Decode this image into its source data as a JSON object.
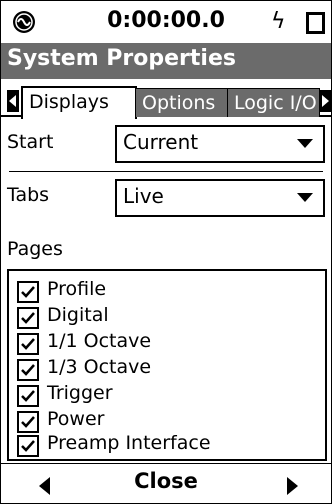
{
  "status": {
    "logo_icon": "meter-logo-icon",
    "time": "0:00:00.0",
    "power_icon": "power-bolt-icon",
    "battery_icon": "battery-icon"
  },
  "window": {
    "title": "System Properties"
  },
  "tabs": [
    {
      "label": "Displays",
      "active": true
    },
    {
      "label": "Options",
      "active": false
    },
    {
      "label": "Logic I/O",
      "active": false
    }
  ],
  "start": {
    "label": "Start",
    "value": "Current"
  },
  "tabs_setting": {
    "label": "Tabs",
    "value": "Live"
  },
  "pages": {
    "label": "Pages",
    "items": [
      {
        "label": "Profile",
        "checked": true
      },
      {
        "label": "Digital",
        "checked": true
      },
      {
        "label": "1/1 Octave",
        "checked": true
      },
      {
        "label": "1/3 Octave",
        "checked": true
      },
      {
        "label": "Trigger",
        "checked": true
      },
      {
        "label": "Power",
        "checked": true
      },
      {
        "label": "Preamp Interface",
        "checked": true
      }
    ]
  },
  "bottom": {
    "close_label": "Close"
  }
}
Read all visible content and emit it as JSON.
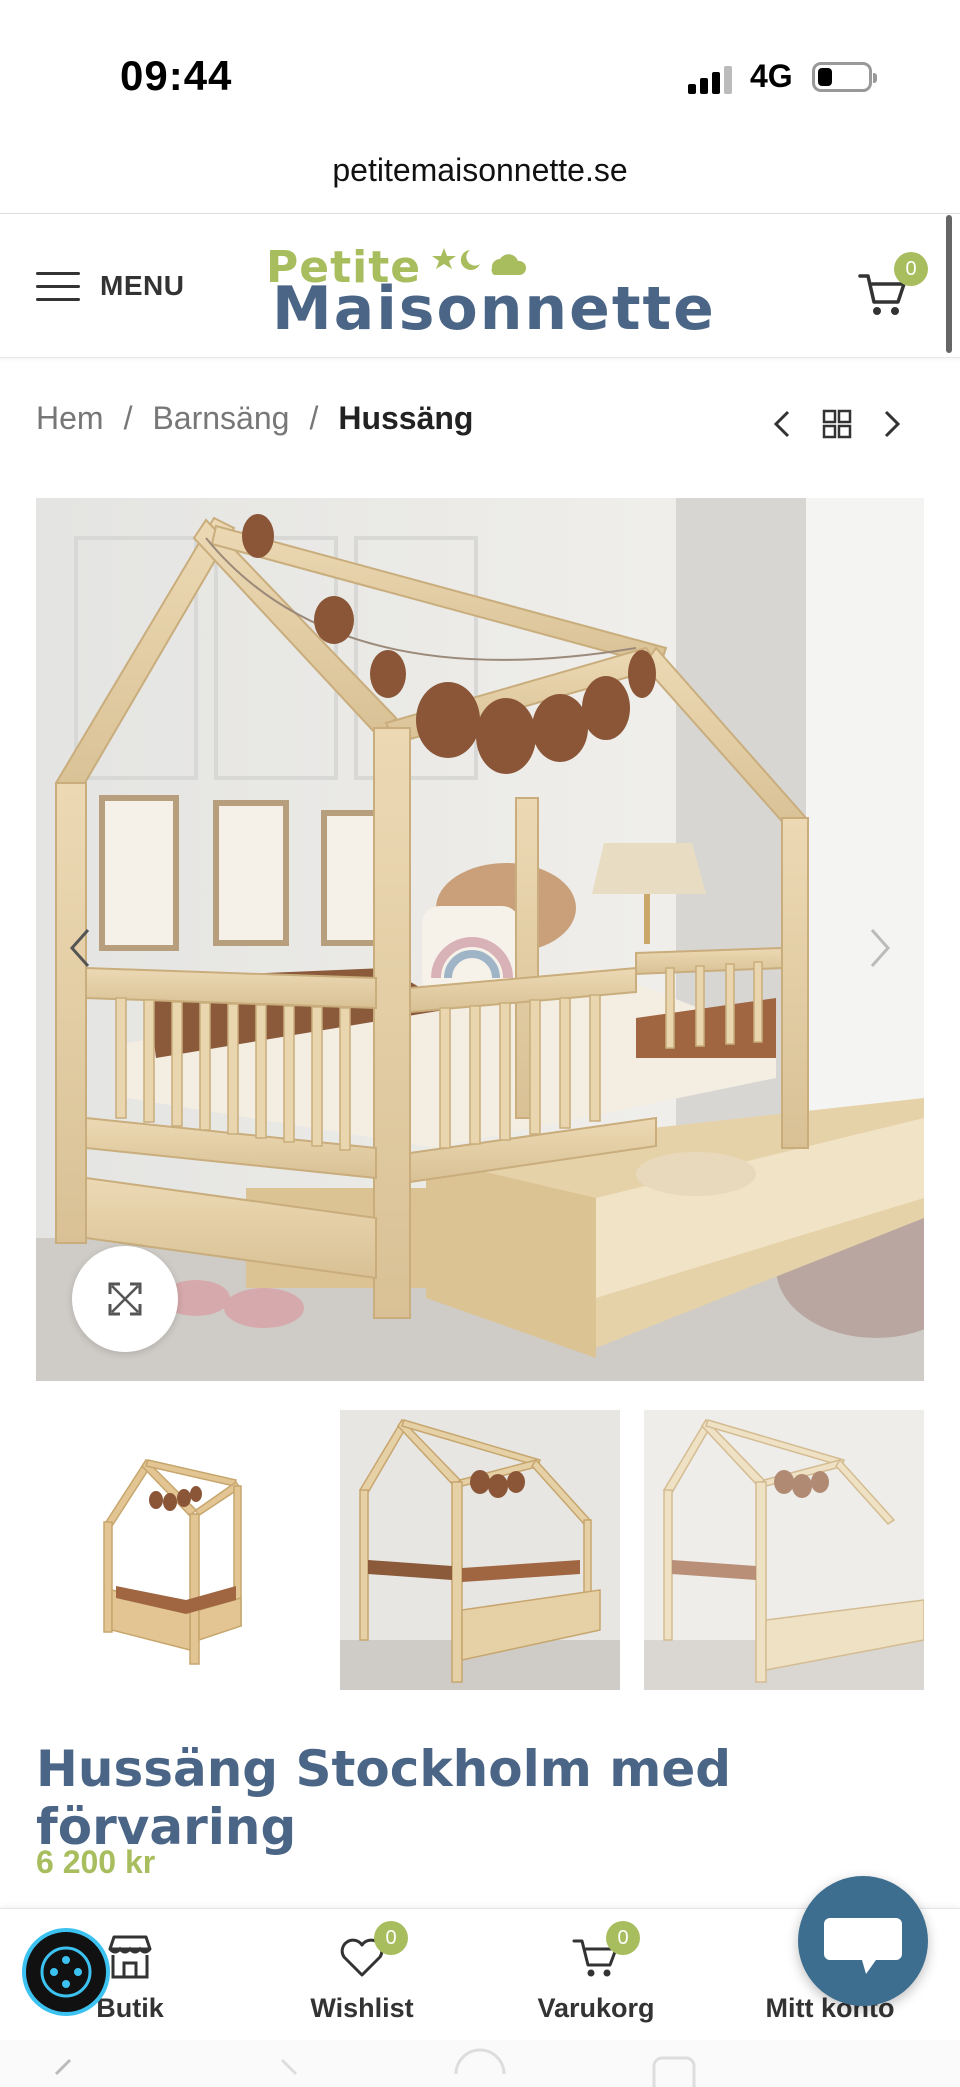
{
  "status_bar": {
    "time": "09:44",
    "network": "4G",
    "battery_icon": "battery-low-icon",
    "signal_icon": "signal-icon"
  },
  "browser": {
    "url": "petitemaisonnette.se"
  },
  "header": {
    "menu_label": "MENU",
    "menu_icon": "hamburger-icon",
    "logo_line1": "Petite",
    "logo_line2": "Maisonnette",
    "cart_count": "0",
    "cart_icon": "cart-icon"
  },
  "breadcrumb": {
    "items": [
      "Hem",
      "Barnsäng"
    ],
    "current": "Hussäng",
    "separator": "/"
  },
  "product_nav": {
    "prev_icon": "chevron-left-icon",
    "grid_icon": "grid-icon",
    "next_icon": "chevron-right-icon"
  },
  "gallery": {
    "main_alt": "Hussäng med förvaring",
    "zoom_icon": "expand-icon",
    "thumbnail_count": 3
  },
  "product": {
    "title": "Hussäng Stockholm med förvaring",
    "price": "6 200 kr"
  },
  "bottom_bar": {
    "tabs": [
      {
        "label": "Butik",
        "icon": "store-icon"
      },
      {
        "label": "Wishlist",
        "icon": "heart-icon",
        "badge": "0"
      },
      {
        "label": "Varukorg",
        "icon": "cart-icon",
        "badge": "0"
      },
      {
        "label": "Mitt konto",
        "icon": "user-icon"
      }
    ]
  },
  "colors": {
    "brand_green": "#a8bd5e",
    "brand_blue": "#4a6585",
    "chat_blue": "#3e6e8f",
    "a11y_cyan": "#3cc2f0"
  }
}
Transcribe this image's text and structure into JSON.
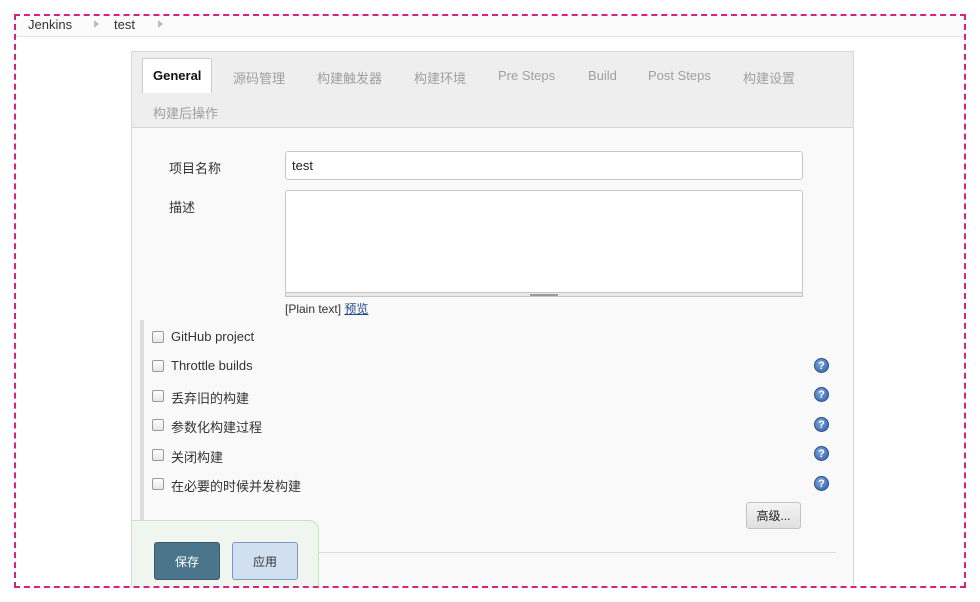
{
  "breadcrumb": {
    "items": [
      "Jenkins",
      "test"
    ]
  },
  "tabs": [
    {
      "label": "General",
      "active": true
    },
    {
      "label": "源码管理"
    },
    {
      "label": "构建触发器"
    },
    {
      "label": "构建环境"
    },
    {
      "label": "Pre Steps"
    },
    {
      "label": "Build"
    },
    {
      "label": "Post Steps"
    },
    {
      "label": "构建设置"
    },
    {
      "label": "构建后操作"
    }
  ],
  "general": {
    "project_name_label": "项目名称",
    "project_name_value": "test",
    "description_label": "描述",
    "description_value": "",
    "plain_text": "[Plain text]",
    "preview_link": "预览"
  },
  "options": [
    {
      "label": "GitHub project",
      "checked": false,
      "help": false
    },
    {
      "label": "Throttle builds",
      "checked": false,
      "help": true
    },
    {
      "label": "丢弃旧的构建",
      "checked": false,
      "help": true
    },
    {
      "label": "参数化构建过程",
      "checked": false,
      "help": true
    },
    {
      "label": "关闭构建",
      "checked": false,
      "help": true
    },
    {
      "label": "在必要的时候并发构建",
      "checked": false,
      "help": true
    }
  ],
  "help_icon_glyph": "?",
  "advanced_button": "高级...",
  "save_button": "保存",
  "apply_button": "应用",
  "colors": {
    "frame_border": "#d6247e",
    "save_bg": "#4b758b",
    "apply_bg": "#d1e0f0"
  }
}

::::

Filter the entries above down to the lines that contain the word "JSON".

Written answer:
Decode this image into its source data as a JSON object.
Read all visible content and emit it as JSON.
Transcribe this image's text and structure into JSON.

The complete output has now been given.